Wertmuller's failure to overcome the sexist stereotypes she depicts cannot be excused as incidental, as a flawed execution of good intentions that can be minimized in interpreting the film. Her inability to carry out the comic project she creates for herself in the first half of film shows that the fantasy situation is more compelling to her than any understanding of the dilemmas of traditional sexual roles.
Wertmuller's fundamental lack of sympathy with feminist ideas parallels her conception of the relation between politics and love. In each of her films, Wertmuller shows men whose political ideas are contradicted by their emotional and sexual behavior: in Love and Anarchy Giancarlo Giannini fails to shoot Mussolini because he falls in love; in the Seduction of Mimi his machismo belies his communism and ultimately forces him to collaborate with the Mafia; in Swept Away he forsakes his peasant wife and children for the socialite Raffaella. Though Wertmuller sees herself as a political filmmaker, the emotional message of her films is that political ideas and action are irrelevant to people's lives. She offers as an alternative only a romantic pessimism embodied in passionate, irrational love of the most traditional sort.
Wertmuller's difficulties in seeing beyond the problems she depicts are characteristic of commercial films about sex and politics, whether made in Italy or Hollywood. She is able to present graphically the damage hierarchical social relations wreck on people's characters, producing class hatred, frustration, and sado-masochism.
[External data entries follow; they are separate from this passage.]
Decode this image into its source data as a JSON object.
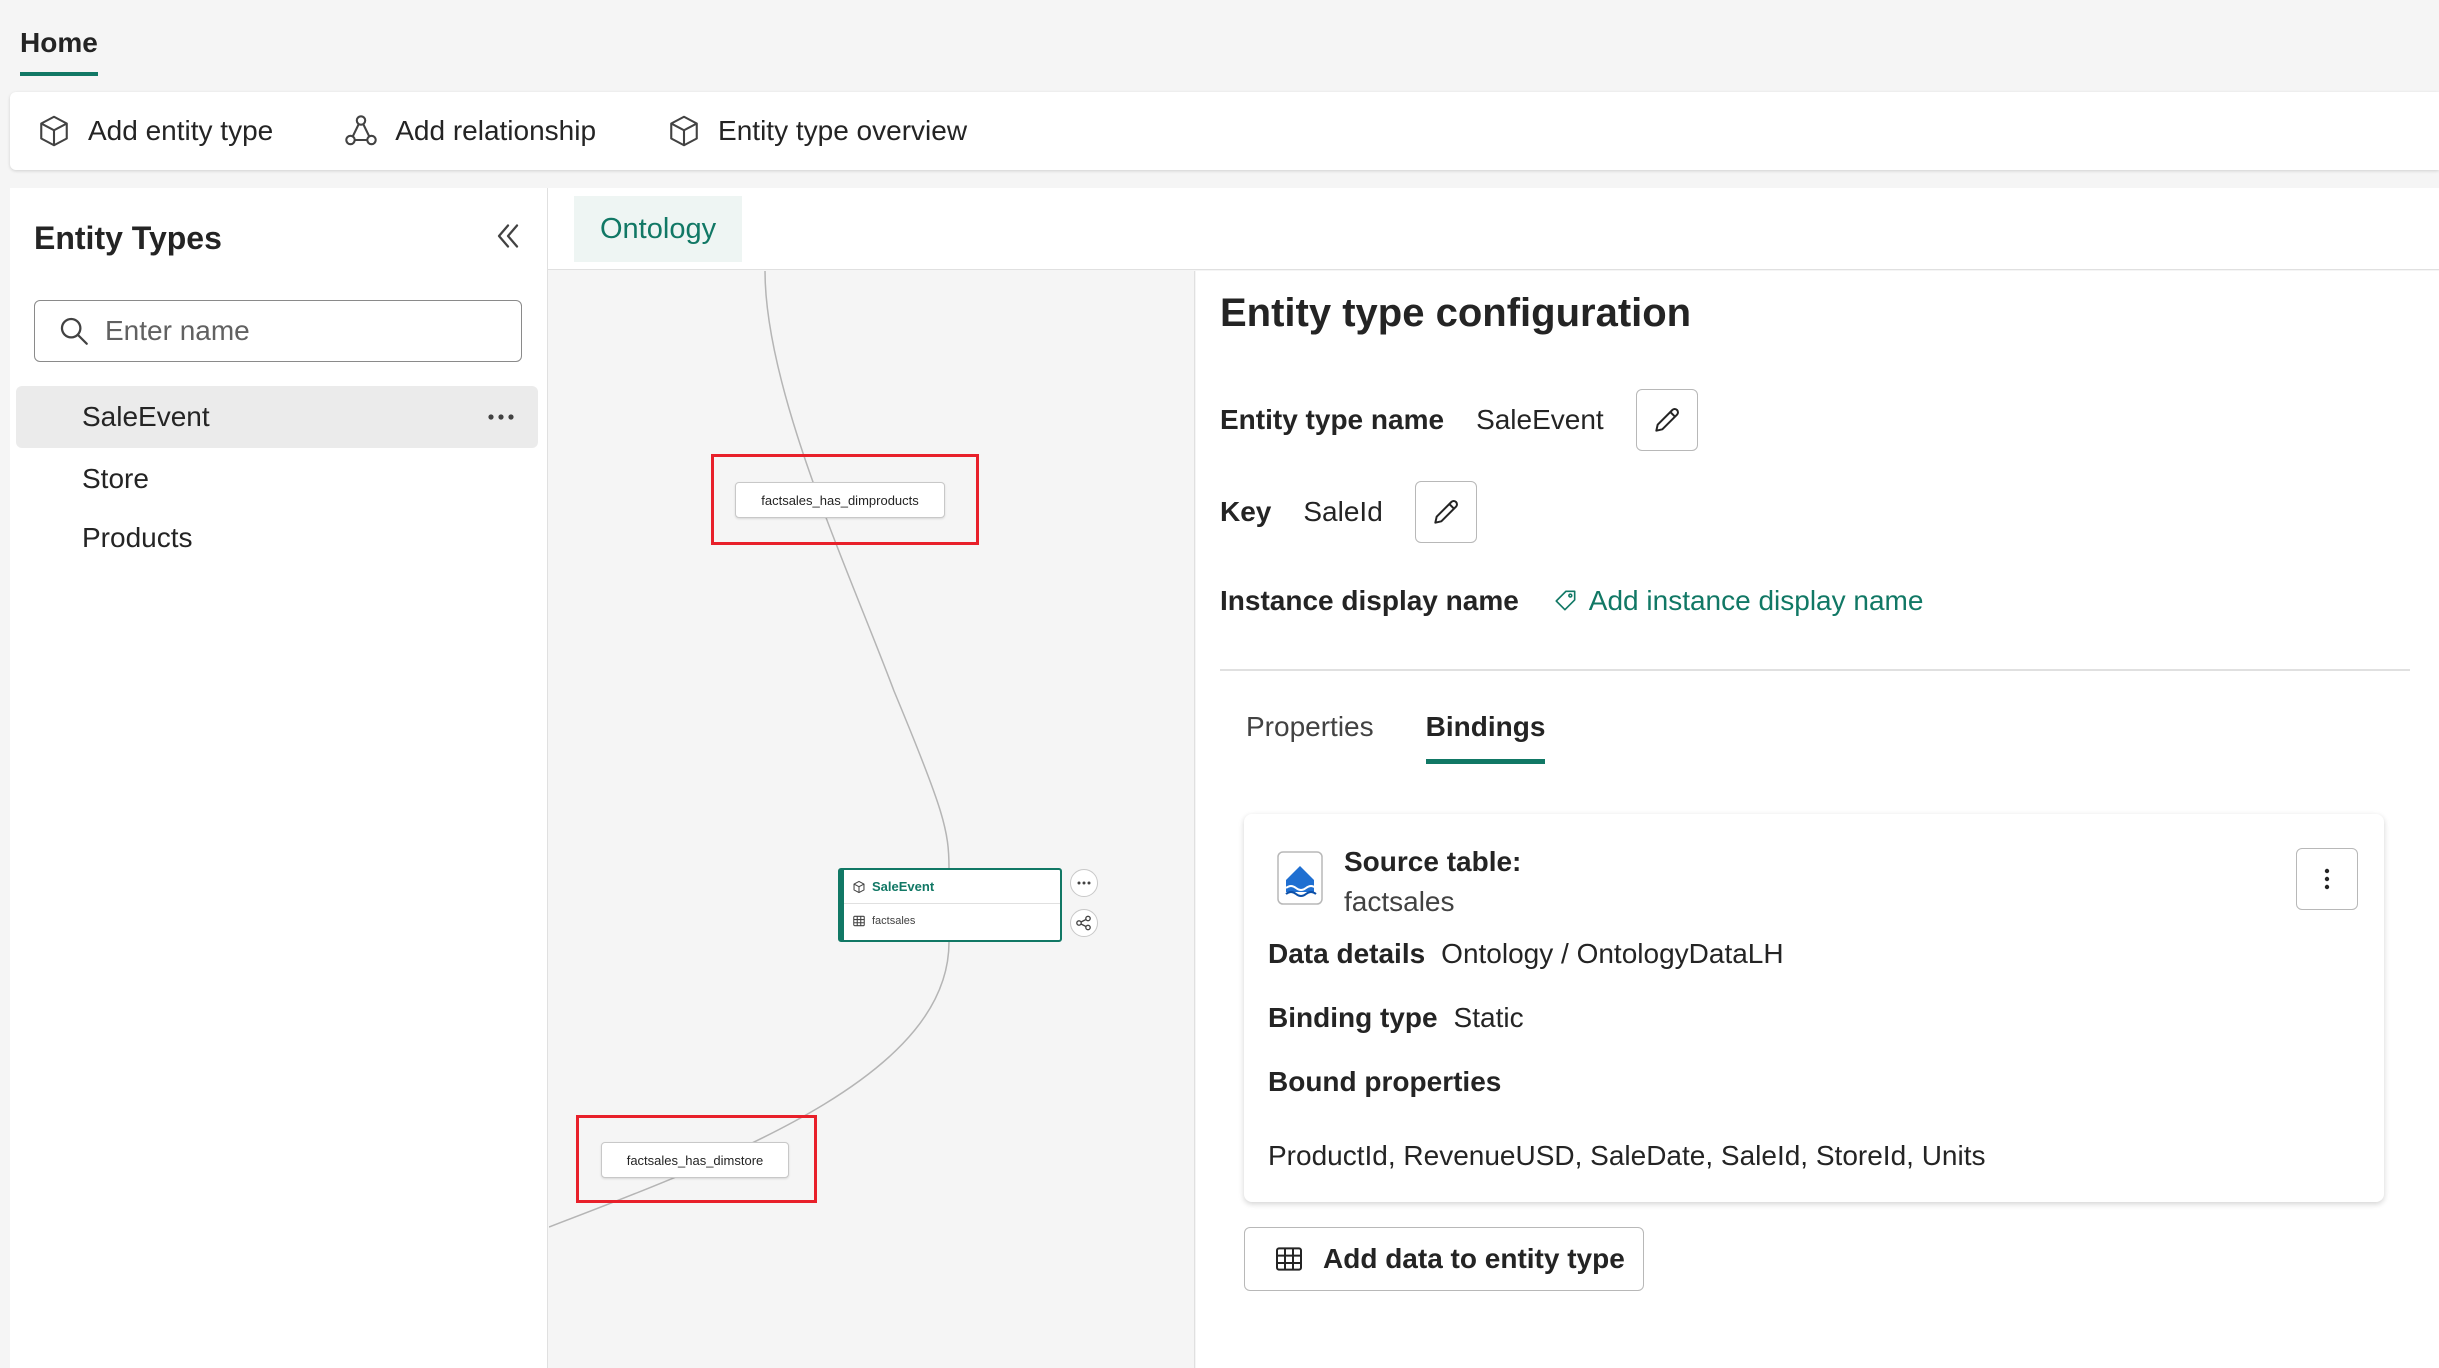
{
  "top_tab": {
    "label": "Home"
  },
  "toolbar": {
    "add_entity_type": "Add entity type",
    "add_relationship": "Add relationship",
    "entity_type_overview": "Entity type overview"
  },
  "left_panel": {
    "title": "Entity Types",
    "search_placeholder": "Enter name",
    "items": [
      {
        "label": "SaleEvent",
        "selected": true
      },
      {
        "label": "Store",
        "selected": false
      },
      {
        "label": "Products",
        "selected": false
      }
    ]
  },
  "canvas": {
    "tab_label": "Ontology",
    "relationships": [
      {
        "label": "factsales_has_dimproducts"
      },
      {
        "label": "factsales_has_dimstore"
      }
    ],
    "node": {
      "title": "SaleEvent",
      "source": "factsales"
    }
  },
  "config": {
    "title": "Entity type configuration",
    "entity_type_name_label": "Entity type name",
    "entity_type_name_value": "SaleEvent",
    "key_label": "Key",
    "key_value": "SaleId",
    "instance_display_label": "Instance display name",
    "add_instance_display": "Add instance display name",
    "tabs": [
      {
        "label": "Properties",
        "active": false
      },
      {
        "label": "Bindings",
        "active": true
      }
    ],
    "binding": {
      "source_table_label": "Source table:",
      "source_table_value": "factsales",
      "data_details_label": "Data details",
      "data_details_value": "Ontology / OntologyDataLH",
      "binding_type_label": "Binding type",
      "binding_type_value": "Static",
      "bound_properties_label": "Bound properties",
      "bound_properties_value": "ProductId, RevenueUSD, SaleDate, SaleId, StoreId, Units"
    },
    "add_data_button": "Add data to entity type"
  },
  "colors": {
    "accent": "#117865",
    "highlight_box": "#e8202a",
    "background": "#f5f5f5"
  }
}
But she can see no way out and so idealizes the very destructive relationships she seeks to overcome.
Similarly, Hollywood films during the Depression present the conflicts that wracked American society but ultimately reaffirm the American Dream. Films such as De Sica's A Brief Vacation and Scorcese's Alice Doesn't Live Here Anymore pose the issues of women's oppression but resolve them romantically. The key to such films' failure to transcend the problems they raise lies in their use of the stereotyped plots and characters of romantic comedy and tragedy. The logic of these genres leads either to a happy ending brought about by Fortune or an unhappy ending brought about by Fate; in either case the basic situation is left unchanged and the possibility of meaningful human action is denied.
THE POPULARITY OF Swept Away rests partially on its use of this romantic form, which mirrors people's fantasies. But its appeal lies more in Wertmuller's extraordinary ability to realize this fantasy through her camera and her actors, inextricably involving the audience with her characters. Wertmuller has said that she makes political films to reach a mass audience, by which she presumably means the working class. If Swept Away does reach a mass audience, as its current success suggests it may, no working class viewer will recognize its political intentions. He will only see a great love story reaffirming sexist roles, and in so doing he will not misread Wertmuller's true feelings.